Israel has made a deal to create an area at Judaism's holiest site where women and men can pray together. But some say creating a government-supported egalitarian prayer space undermines unity.
Youssef, the "Egyptian Jon Stewart," brings his act to America. Peter Bergen discusses Americans who are drawn to jihad. Bee Wilson examines how early feeding patterns influence the a child's palate.
NPR's Ina Jaffe talks with Scott Simon about the struggle to find the right words to describe older people. Longevity and lifestyles have changed and the language hasn't kept up.
Scott Simon notes an item from the week in which a present-day mouse found its way into a mousetrap so old it's a museum item.
Scott Simon previews Super Bowl 50 with NPR's Tom Goldman.
The Obama administration is planning to sharply increase spending on U.S. forces in Europe to train near NATO's eastern edge. Russia's neighbors are pleased.
Daring visual artists, whose edgy work challenges religious and political taboos, have become a critical voice in the conservative kingdom — where open calls for reform are a criminal offense.
With more than 80 world premieres to her credit, Barbrara Hannigan, an intrepid soprano and conductor, has a knack for making modern music sound effortless and approachable.

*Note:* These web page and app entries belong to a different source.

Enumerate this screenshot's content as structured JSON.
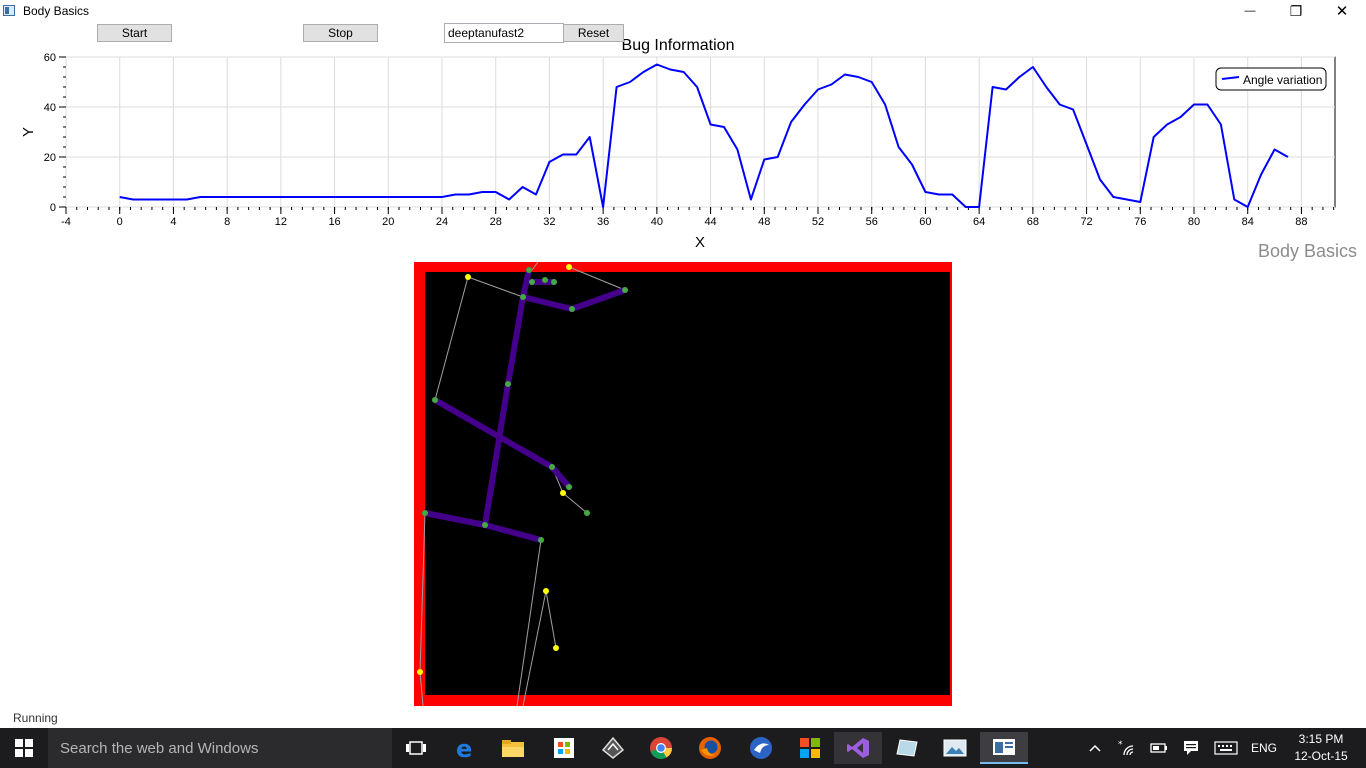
{
  "window": {
    "title": "Body Basics",
    "minimize_glyph": "—",
    "maximize_glyph": "❐",
    "close_glyph": "✕"
  },
  "toolbar": {
    "start_label": "Start",
    "stop_label": "Stop",
    "name_value": "deeptanufast2",
    "reset_label": "Reset"
  },
  "chart_data": {
    "type": "line",
    "title": "Bug Information",
    "xlabel": "X",
    "ylabel": "Y",
    "xlim": [
      -4,
      90.5
    ],
    "ylim": [
      0,
      60
    ],
    "x_ticks": [
      -4,
      0,
      4,
      8,
      12,
      16,
      20,
      24,
      28,
      32,
      36,
      40,
      44,
      48,
      52,
      56,
      60,
      64,
      68,
      72,
      76,
      80,
      84,
      88
    ],
    "y_ticks": [
      0,
      20,
      40,
      60
    ],
    "grid": true,
    "legend_position": "top-right",
    "series": [
      {
        "name": "Angle variation",
        "color": "#0000ff",
        "points": [
          [
            0,
            4
          ],
          [
            1,
            3
          ],
          [
            2,
            3
          ],
          [
            3,
            3
          ],
          [
            4,
            3
          ],
          [
            5,
            3
          ],
          [
            6,
            4
          ],
          [
            7,
            4
          ],
          [
            8,
            4
          ],
          [
            9,
            4
          ],
          [
            10,
            4
          ],
          [
            11,
            4
          ],
          [
            12,
            4
          ],
          [
            13,
            4
          ],
          [
            14,
            4
          ],
          [
            15,
            4
          ],
          [
            16,
            4
          ],
          [
            17,
            4
          ],
          [
            18,
            4
          ],
          [
            19,
            4
          ],
          [
            20,
            4
          ],
          [
            21,
            4
          ],
          [
            22,
            4
          ],
          [
            23,
            4
          ],
          [
            24,
            4
          ],
          [
            25,
            5
          ],
          [
            26,
            5
          ],
          [
            27,
            6
          ],
          [
            28,
            6
          ],
          [
            29,
            3
          ],
          [
            30,
            8
          ],
          [
            31,
            5
          ],
          [
            32,
            18
          ],
          [
            33,
            21
          ],
          [
            34,
            21
          ],
          [
            35,
            28
          ],
          [
            36,
            0
          ],
          [
            37,
            48
          ],
          [
            38,
            50
          ],
          [
            39,
            54
          ],
          [
            40,
            57
          ],
          [
            41,
            55
          ],
          [
            42,
            54
          ],
          [
            43,
            48
          ],
          [
            44,
            33
          ],
          [
            45,
            32
          ],
          [
            46,
            23
          ],
          [
            47,
            3
          ],
          [
            48,
            19
          ],
          [
            49,
            20
          ],
          [
            50,
            34
          ],
          [
            51,
            41
          ],
          [
            52,
            47
          ],
          [
            53,
            49
          ],
          [
            54,
            53
          ],
          [
            55,
            52
          ],
          [
            56,
            50
          ],
          [
            57,
            41
          ],
          [
            58,
            24
          ],
          [
            59,
            17
          ],
          [
            60,
            6
          ],
          [
            61,
            5
          ],
          [
            62,
            5
          ],
          [
            63,
            0
          ],
          [
            64,
            0
          ],
          [
            65,
            48
          ],
          [
            66,
            47
          ],
          [
            67,
            52
          ],
          [
            68,
            56
          ],
          [
            69,
            48
          ],
          [
            70,
            41
          ],
          [
            71,
            39
          ],
          [
            72,
            25
          ],
          [
            73,
            11
          ],
          [
            74,
            4
          ],
          [
            75,
            3
          ],
          [
            76,
            2
          ],
          [
            77,
            28
          ],
          [
            78,
            33
          ],
          [
            79,
            36
          ],
          [
            80,
            41
          ],
          [
            81,
            41
          ],
          [
            82,
            33
          ],
          [
            83,
            3
          ],
          [
            84,
            0
          ],
          [
            85,
            13
          ],
          [
            86,
            23
          ],
          [
            87,
            20
          ]
        ]
      }
    ]
  },
  "app_label": "Body Basics",
  "status": "Running",
  "colors": {
    "skeleton_bone": "#44008b",
    "joint_tracked": "#44aa44",
    "joint_inferred": "#ffff00",
    "bone_inferred": "#a0a0a0",
    "clip_edge": "#ff0000",
    "canvas_bg": "#000000"
  },
  "taskbar": {
    "search_placeholder": "Search the web and Windows",
    "apps": [
      "task-view-icon",
      "edge-browser-icon",
      "file-explorer-icon",
      "store-icon",
      "inkscape-icon",
      "chrome-icon",
      "firefox-icon",
      "eagle-app-icon",
      "office-icon",
      "visual-studio-icon",
      "tablet-app-icon",
      "photo-app-icon",
      "body-basics-app-icon"
    ],
    "language": "ENG",
    "time": "3:15 PM",
    "date": "12-Oct-15"
  }
}
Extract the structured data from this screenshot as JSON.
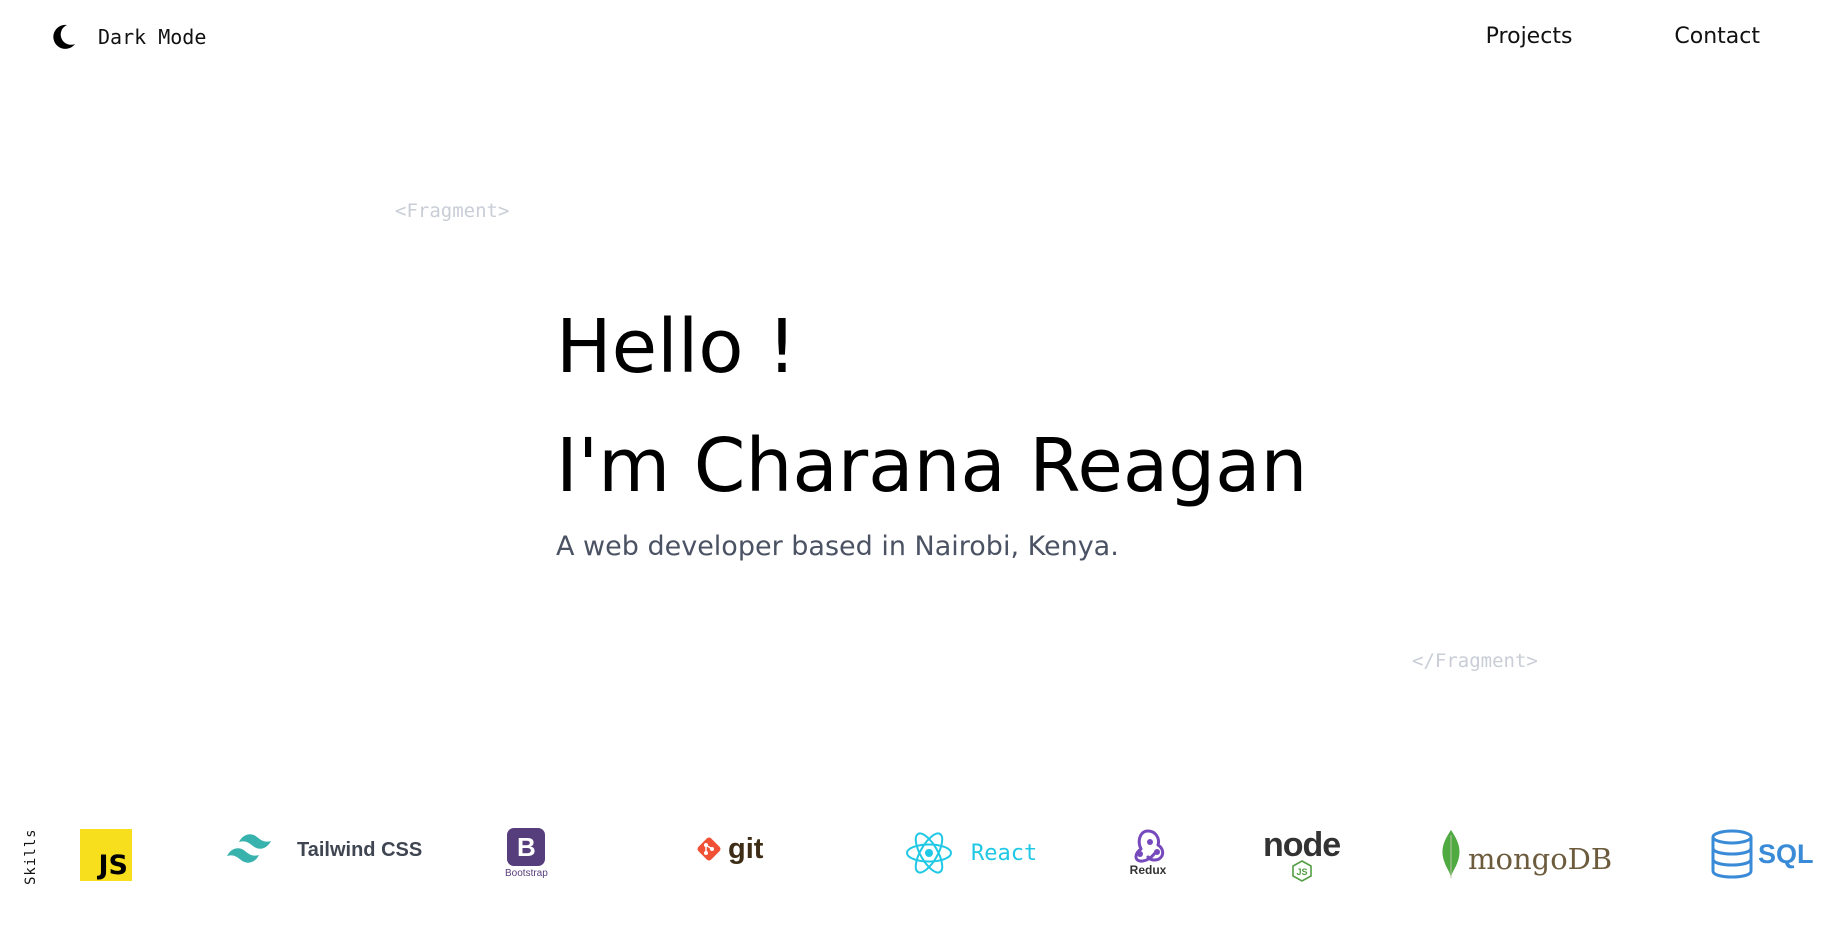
{
  "header": {
    "dark_mode_label": "Dark Mode",
    "dark_mode_icon": "moon-icon",
    "nav": [
      {
        "label": "Projects"
      },
      {
        "label": "Contact"
      }
    ]
  },
  "fragments": {
    "open": "<Fragment>",
    "close": "</Fragment>"
  },
  "hero": {
    "greeting": "Hello !",
    "name_line": "I'm Charana Reagan",
    "subtitle": "A web developer based in Nairobi, Kenya."
  },
  "skills": {
    "label": "Skills",
    "items": [
      {
        "icon": "javascript-logo",
        "text": "JS"
      },
      {
        "icon": "tailwind-logo",
        "text": "Tailwind CSS"
      },
      {
        "icon": "bootstrap-logo",
        "text": "Bootstrap",
        "mark": "B"
      },
      {
        "icon": "git-logo",
        "text": "git"
      },
      {
        "icon": "react-logo",
        "text": "React"
      },
      {
        "icon": "redux-logo",
        "text": "Redux"
      },
      {
        "icon": "node-logo",
        "text": "node",
        "sub": "JS"
      },
      {
        "icon": "mongodb-logo",
        "text": "mongoDB"
      },
      {
        "icon": "sql-logo",
        "text": "SQL"
      }
    ]
  },
  "colors": {
    "background": "#ffffff",
    "text": "#000000",
    "subtitle": "#4a5263",
    "fragment": "#c8cdd6",
    "js_yellow": "#f7df1e",
    "tailwind": "#38b2ac",
    "bootstrap": "#563d7c",
    "git": "#f05033",
    "react": "#1fc8e4",
    "redux": "#764abc",
    "node_green": "#539e43",
    "mongo_green": "#4faa41",
    "sql_blue": "#3a8bd7"
  }
}
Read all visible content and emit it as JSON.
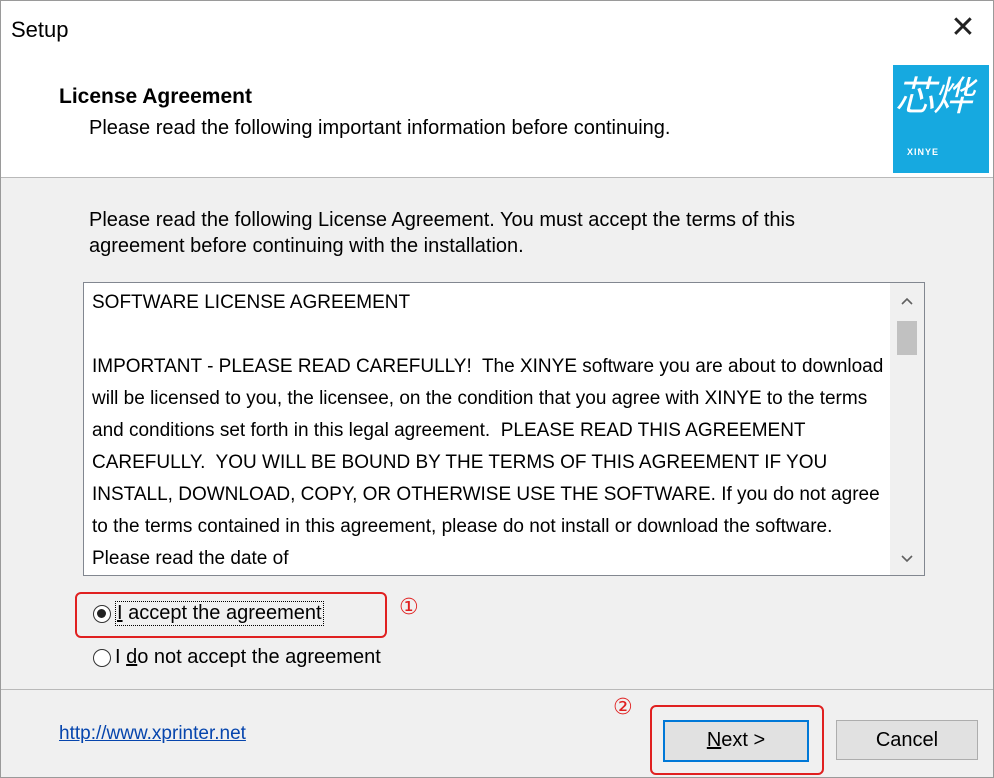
{
  "window": {
    "title": "Setup",
    "close_glyph": "✕"
  },
  "header": {
    "title": "License Agreement",
    "subtitle": "Please read the following important information before continuing.",
    "logo_text": "芯烨",
    "logo_subtext": "XINYE"
  },
  "intro": "Please read the following License Agreement. You must accept the terms of this agreement before continuing with the installation.",
  "license": {
    "text": "SOFTWARE LICENSE AGREEMENT\n\nIMPORTANT - PLEASE READ CAREFULLY!  The XINYE software you are about to download will be licensed to you, the licensee, on the condition that you agree with XINYE to the terms and conditions set forth in this legal agreement.  PLEASE READ THIS AGREEMENT CAREFULLY.  YOU WILL BE BOUND BY THE TERMS OF THIS AGREEMENT IF YOU INSTALL, DOWNLOAD, COPY, OR OTHERWISE USE THE SOFTWARE. If you do not agree to the terms contained in this agreement, please do not install or download the software. Please read the date of"
  },
  "options": {
    "accept_pre": "I",
    "accept_post": " accept the agreement",
    "decline_pre": "I ",
    "decline_underline": "d",
    "decline_post": "o not accept the agreement",
    "selected": "accept"
  },
  "annotations": {
    "marker_1": "①",
    "marker_2": "②",
    "color": "#e02020"
  },
  "footer": {
    "link": "http://www.xprinter.net",
    "next_underline": "N",
    "next_rest": "ext >",
    "cancel": "Cancel"
  },
  "colors": {
    "logo_bg": "#16a9e0",
    "focus_border": "#0078d7",
    "link": "#0645ad"
  }
}
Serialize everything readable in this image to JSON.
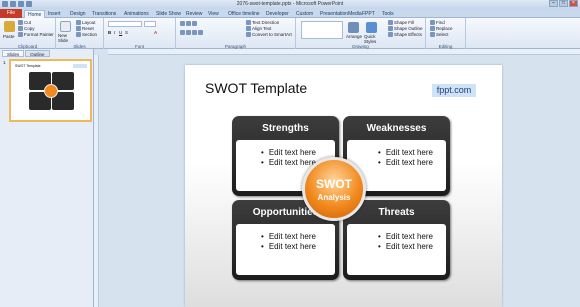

An update on convicted murderer Adnan Syed, whose case profiled in the "Serial" podcast. He is seeking a new trial.
Ted Cruz won the Iowa Republican Caucuses on a platform that included opposing ethanol, a key Iowa industry. Does this mean future presidential candidates won't have to support the corn fuel?
Scott Simon talks New Hampshire politics with John Sununu, former governor and White House chief of staff.
Scott Simon announces a leave of absence to collaborate on a book with Tony Bennett.
In "Shylock Is My Name," Howard Jacobson re-imagines one of Shakespeare's most thought-provoking characters. Scott Simon asks Jacobson about it.
Got a football know-it-all in your crowd? A.J. Jacobs from Esquire Magazine joins Scott Simon with some trivia, from why a football's called a pigskin to which president meddled with a Super Bowl.
NPR's Ron Elving gives Scott Simon a preview of Saturday night's GOP debate and an analysis of the presidential race.
TV ads are a tried-and-true way for politicians to get their message out. But in this chaotic presidential primary, are they still effective?
Scott Simon asks scholar Matthew Levitt about links between South American drug cartels and the Lebanese militant group Hezbollah.